TASK:
Please give the number of lines in the listing that include the word "Your", with no other words.

RECORDED DATA:

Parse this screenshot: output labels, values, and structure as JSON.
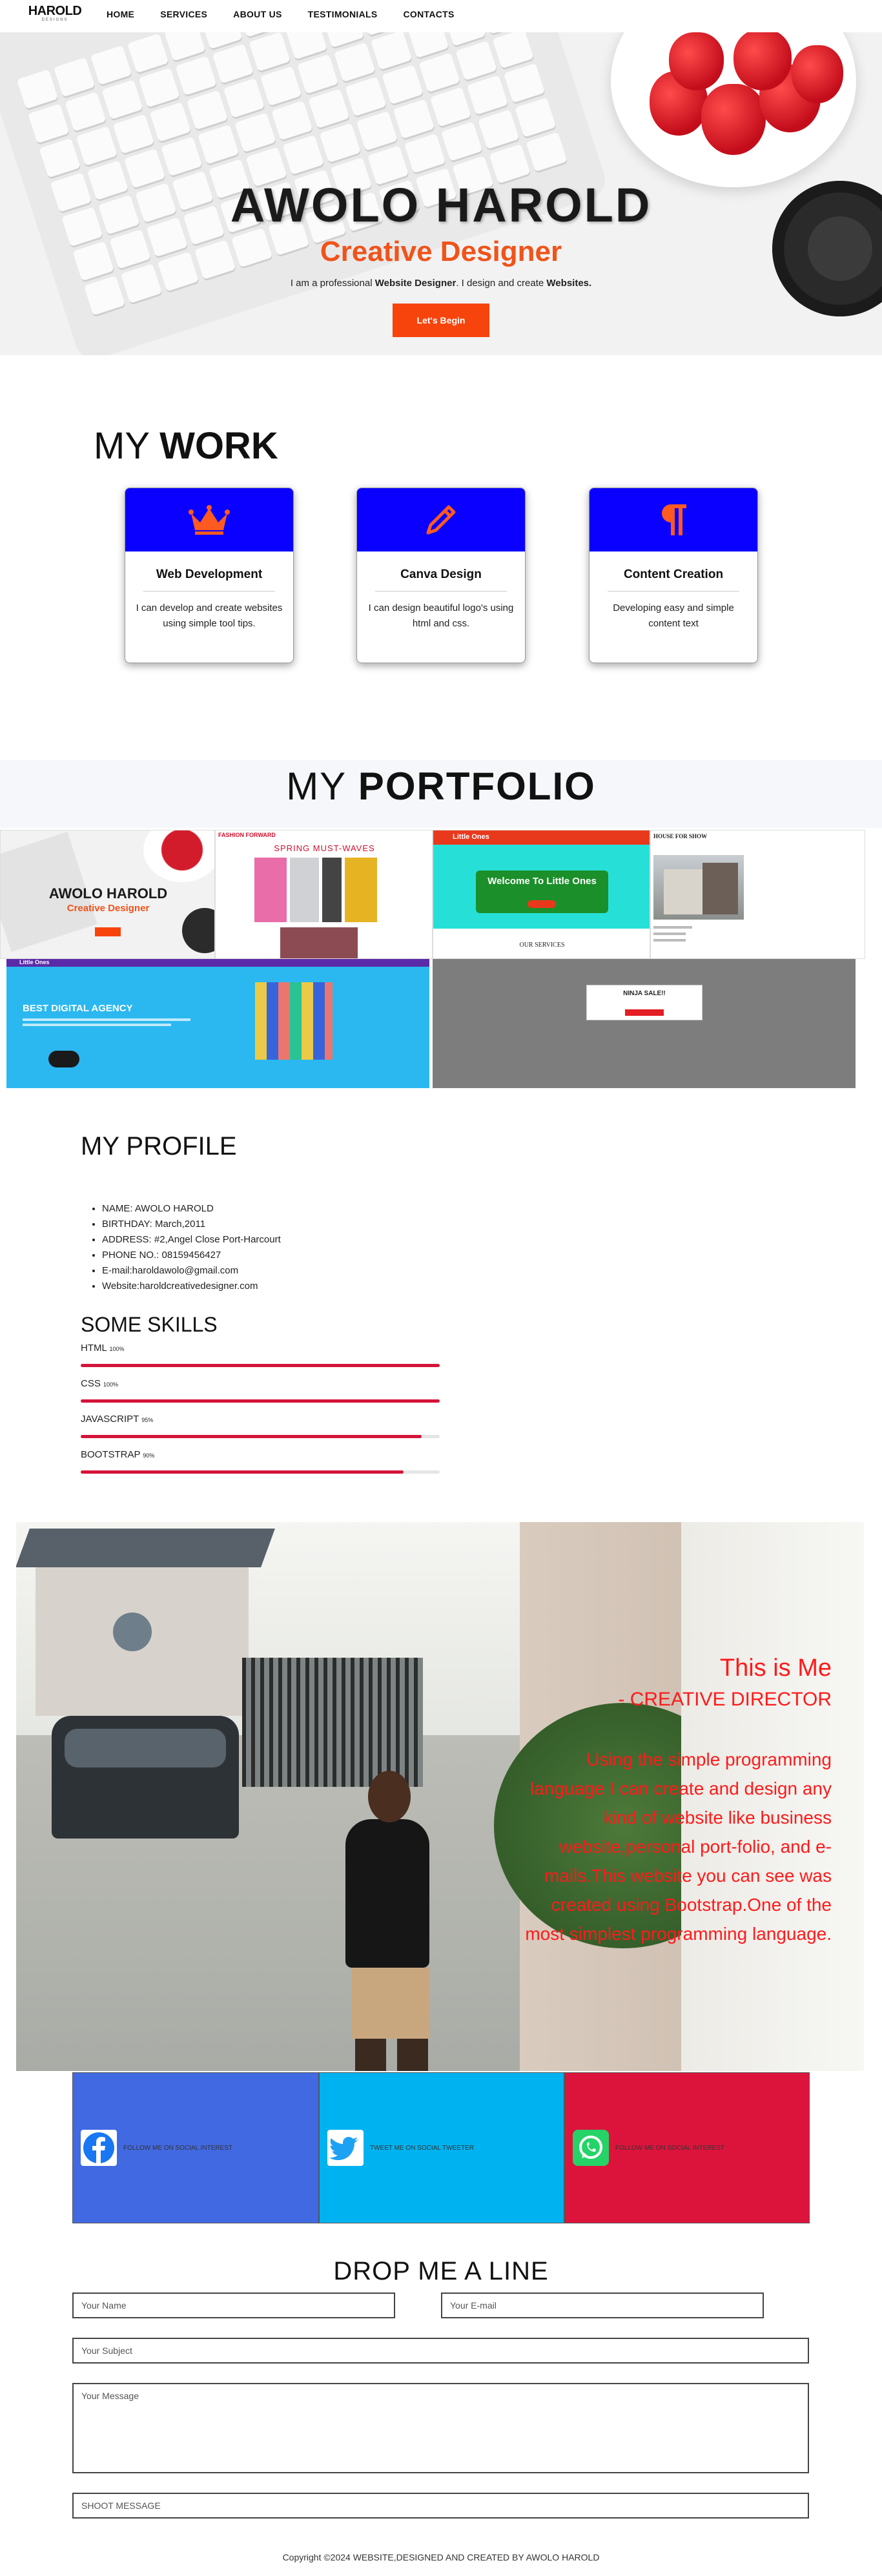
{
  "nav": {
    "logo": "HAROLD",
    "logo_sub": "DESIGNS",
    "links": [
      "HOME",
      "SERVICES",
      "ABOUT US",
      "TESTIMONIALS",
      "CONTACTS"
    ]
  },
  "hero": {
    "title": "AWOLO HAROLD",
    "subtitle": "Creative Designer",
    "desc_pre": "I am a professional ",
    "desc_b1": "Website Designer",
    "desc_mid": ". I design and create ",
    "desc_b2": "Websites.",
    "button": "Let's Begin"
  },
  "work": {
    "title_light": "MY ",
    "title_bold": "WORK",
    "cards": [
      {
        "icon": "crown-icon",
        "title": "Web Development",
        "text": "I can develop and create websites using simple tool tips."
      },
      {
        "icon": "pencil-icon",
        "title": "Canva Design",
        "text": "I can design beautiful logo's using html and css."
      },
      {
        "icon": "pilcrow-icon",
        "title": "Content Creation",
        "text": "Developing easy and simple content text"
      }
    ]
  },
  "portfolio": {
    "title_light": "MY ",
    "title_bold": "PORTFOLIO",
    "thumb_texts": {
      "t1_title": "AWOLO HAROLD",
      "t1_sub": "Creative Designer",
      "t2_brand": "FASHION FORWARD",
      "t2_title": "SPRING MUST-WAVES",
      "t3_brand": "Little Ones",
      "t3_title": "Welcome To Little Ones",
      "t3_foot": "OUR SERVICES",
      "t4_title": "HOUSE FOR SHOW",
      "t5_brand": "Little Ones",
      "t5_title": "BEST DIGITAL AGENCY",
      "t6_title": "NINJA SALE!!"
    }
  },
  "profile": {
    "title": "MY PROFILE",
    "items": [
      "NAME: AWOLO HAROLD",
      "BIRTHDAY: March,2011",
      "ADDRESS: #2,Angel Close Port-Harcourt",
      "PHONE NO.: 08159456427",
      "E-mail:haroldawolo@gmail.com",
      "Website:haroldcreativedesigner.com"
    ],
    "skills_title": "SOME SKILLS",
    "skills": [
      {
        "name": "HTML",
        "pct_label": "100%",
        "pct": 100
      },
      {
        "name": "CSS",
        "pct_label": "100%",
        "pct": 100
      },
      {
        "name": "JAVASCRIPT",
        "pct_label": "95%",
        "pct": 95
      },
      {
        "name": "BOOTSTRAP",
        "pct_label": "90%",
        "pct": 90
      }
    ]
  },
  "about": {
    "title": "This is Me",
    "role": "- CREATIVE DIRECTOR",
    "body": "Using the simple programming language I can create and design any kind of website like business website,personal port-folio, and e-mails.This website you can see was created using Bootstrap.One of the most simplest programming language."
  },
  "social": [
    {
      "label": "FOLLOW ME ON SOCIAL INTEREST",
      "icon": "facebook-icon",
      "color": "#4169e1"
    },
    {
      "label": "TWEET ME ON SOCIAL TWEETER",
      "icon": "twitter-icon",
      "color": "#00b2ef"
    },
    {
      "label": "FOLLOW ME ON SOCIAL INTEREST",
      "icon": "whatsapp-icon",
      "color": "#dc143c"
    }
  ],
  "contact": {
    "title": "DROP ME A LINE",
    "name_ph": "Your Name",
    "email_ph": "Your E-mail",
    "subject_ph": "Your Subject",
    "message_ph": "Your Message",
    "submit": "SHOOT MESSAGE"
  },
  "footer": "Copyright ©2024 WEBSITE,DESIGNED AND CREATED BY AWOLO HAROLD"
}
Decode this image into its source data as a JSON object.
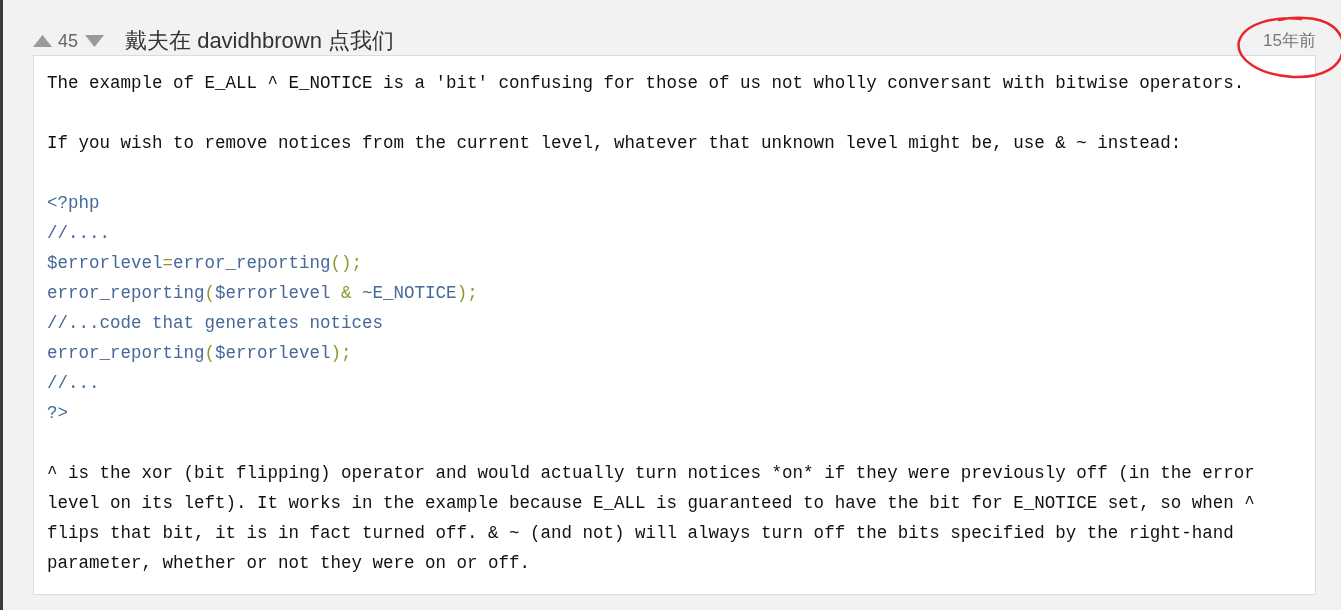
{
  "note": {
    "votes": {
      "count": "45"
    },
    "author": "戴夫在 davidhbrown 点我们",
    "date": {
      "text": "15年前",
      "circled": true
    },
    "body": [
      {
        "kind": "text",
        "text": "The example of E_ALL ^ E_NOTICE is a 'bit' confusing for those of us not wholly conversant with bitwise operators."
      },
      {
        "kind": "text",
        "text": "If you wish to remove notices from the current level, whatever that unknown level might be, use & ~ instead:"
      },
      {
        "kind": "code",
        "lines": [
          {
            "tokens": [
              {
                "text": "<?php",
                "kind": "default"
              }
            ]
          },
          {
            "tokens": [
              {
                "text": "//....",
                "kind": "default"
              }
            ]
          },
          {
            "tokens": [
              {
                "text": "$errorlevel",
                "kind": "default"
              },
              {
                "text": "=",
                "kind": "keyword"
              },
              {
                "text": "error_reporting",
                "kind": "default"
              },
              {
                "text": "();",
                "kind": "keyword"
              }
            ]
          },
          {
            "tokens": [
              {
                "text": "error_reporting",
                "kind": "default"
              },
              {
                "text": "(",
                "kind": "keyword"
              },
              {
                "text": "$errorlevel ",
                "kind": "default"
              },
              {
                "text": "&",
                "kind": "keyword"
              },
              {
                "text": " ~E_NOTICE",
                "kind": "default"
              },
              {
                "text": ");",
                "kind": "keyword"
              }
            ]
          },
          {
            "tokens": [
              {
                "text": "//...code that generates notices",
                "kind": "default"
              }
            ]
          },
          {
            "tokens": [
              {
                "text": "error_reporting",
                "kind": "default"
              },
              {
                "text": "(",
                "kind": "keyword"
              },
              {
                "text": "$errorlevel",
                "kind": "default"
              },
              {
                "text": ");",
                "kind": "keyword"
              }
            ]
          },
          {
            "tokens": [
              {
                "text": "//...",
                "kind": "default"
              }
            ]
          },
          {
            "tokens": [
              {
                "text": "?>",
                "kind": "default"
              }
            ]
          }
        ]
      },
      {
        "kind": "text",
        "text": "^ is the xor (bit flipping) operator and would actually turn notices *on* if they were previously off (in the error level on its left). It works in the example because E_ALL is guaranteed to have the bit for E_NOTICE set, so when ^ flips that bit, it is in fact turned off. & ~ (and not) will always turn off the bits specified by the right-hand parameter, whether or not they were on or off."
      }
    ]
  }
}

EXERCISE RESULT:
4